The extension of the moratorium option on all term loans by three months will provide some additional relief to countless borrowers who are currently struggling to manage their finances due to the economic fallout brought on to them by the ongoing Covid-19 crisis.
Are you a home loan or a car loan borrower? Here’s good news for you. In a bid to give some relief to the borrowers facing financial difficulties in times of Covid-19, the Reserve Bank of India (RBI) on Friday further extended the EMI moratorium by 3 months till August 31, 2020.
Industry experts say RBI Governor Shaktikanta Das’ latest announcement to cut the repo rate by 40 basis points to 4% and the extension of the moratorium option on all term loans by three months will provide some additional relief to countless borrowers who are currently struggling to manage their finances due to the economic fallout brought on to them by the ongoing Covid-19 crisis. The reduction in the key policy rate would translate to lower loan EMIs quickly, especially if you are currently servicing a repo rate-linked loan. If you have an MCLR-based loan, you might have to wait a bit longer to be able to enjoy lower EMIs on your loan.
“Now, with the extension of loan moratorium facility on all term loans by three months, borrowers would get a six-month EMI holiday for dues falling between March 1, 2020, to August 31, 2020. However, it will be worthwhile to re-emphasize this extension of loan EMIs is by no means a waiver on repayments as interest will continue to get accrued on the principal outstanding,” says Adhil Shetty, CEO, BankBazaar.com.
Should borrowers avail EMI moratorium?

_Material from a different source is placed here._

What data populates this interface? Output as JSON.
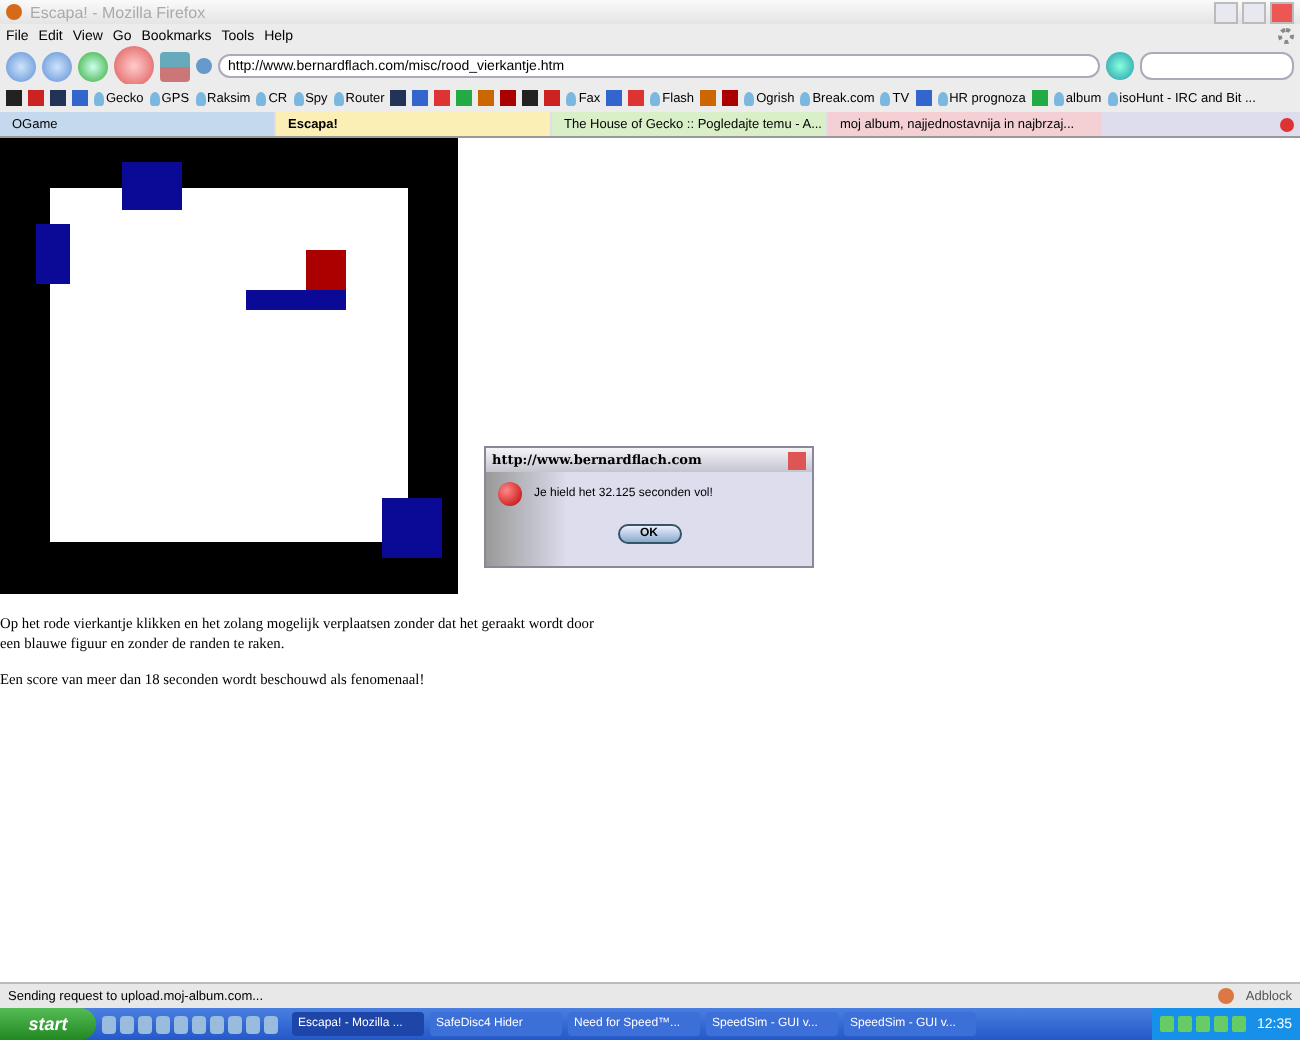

It is clear, thus, that the extension of loan moratorium will provide relief to those facing difficulties in servicing their loans due to cashflow and income disruptions. Also, the deferment of loan repayments will neither incur penal charges nor impact their credit score.
However, “those availing the extended loan moratorium will continue to incur interest cost on their outstanding loan amount during the moratorium period. This will increase their overall interest cost. Hence, those with sufficient liquidity to service their existing loans should continue to make repayments as per their original repayment schedule. Remember that the accrued interest on availing the loan moratorium can be significantly higher in case big ticket loans like home loans and loan against property with long residual tenure and sizeable outstanding loan amount,” says Naveen Kukreja, CEO & Co-founder, Paisabazaar.com.
Simply put, you’ll be well-advised to take the moratorium option only if you’re finding it extremely difficult to repay your loans during these six months.
On the other hand, “if you feel you cannot do without opting for the loan moratorium, you ideally need to figure out a plan to be able to prepay the interest accumulated during the moratorium soon after the moratorium ends. Opting for the moratorium could extend your loan tenure by tens of EMIs, considerably adding to your loan burden, especially if you’ve just started repaying your loan. The point being, calculate the accumulated interest before you take the moratorium, and see whether you can pay it back, in addition to your EMIs, quickly. If not, you can look for other, albeit slightly difficult, ways to raise cash like breaking your emergency fund or taking a loan from family members, so that you can repay your EMIs without moratorium support,” advises Shetty.
What should credit cardholders do?
Experts say credit cardholders should avoid availing the moratorium on their credit card dues. The finance charges on outstanding credit card bills can range anywhere from around 24-49% p.a., one of the highest among all credit facilities. Hence, credit card holders availing the 3-month moratorium extension will end up accumulating another 6-12% of their outstanding bill amount as an additional liability.
Instead, “credit cardholders unable to repay their credit card bills in entirety should convert their unpaid bill into EMIs. Such EMI conversions come with significantly lower interest rates and their tenures too can go up to 5 years. This will ensure staggered repayment of their outstanding dues in smaller tranches in the form of EMIs, as per their repayment capacity,” suggests Kukreja.
Keep checking credit score
Lastly, don’t forget to check your credit score on a monthly basis even if it’s not supposed to get hit if you take the moratorium just to ensure you’re on top of your finances. If you spot any dip, immediately get in touch with your lender and credit rating agency to rectify it quickly.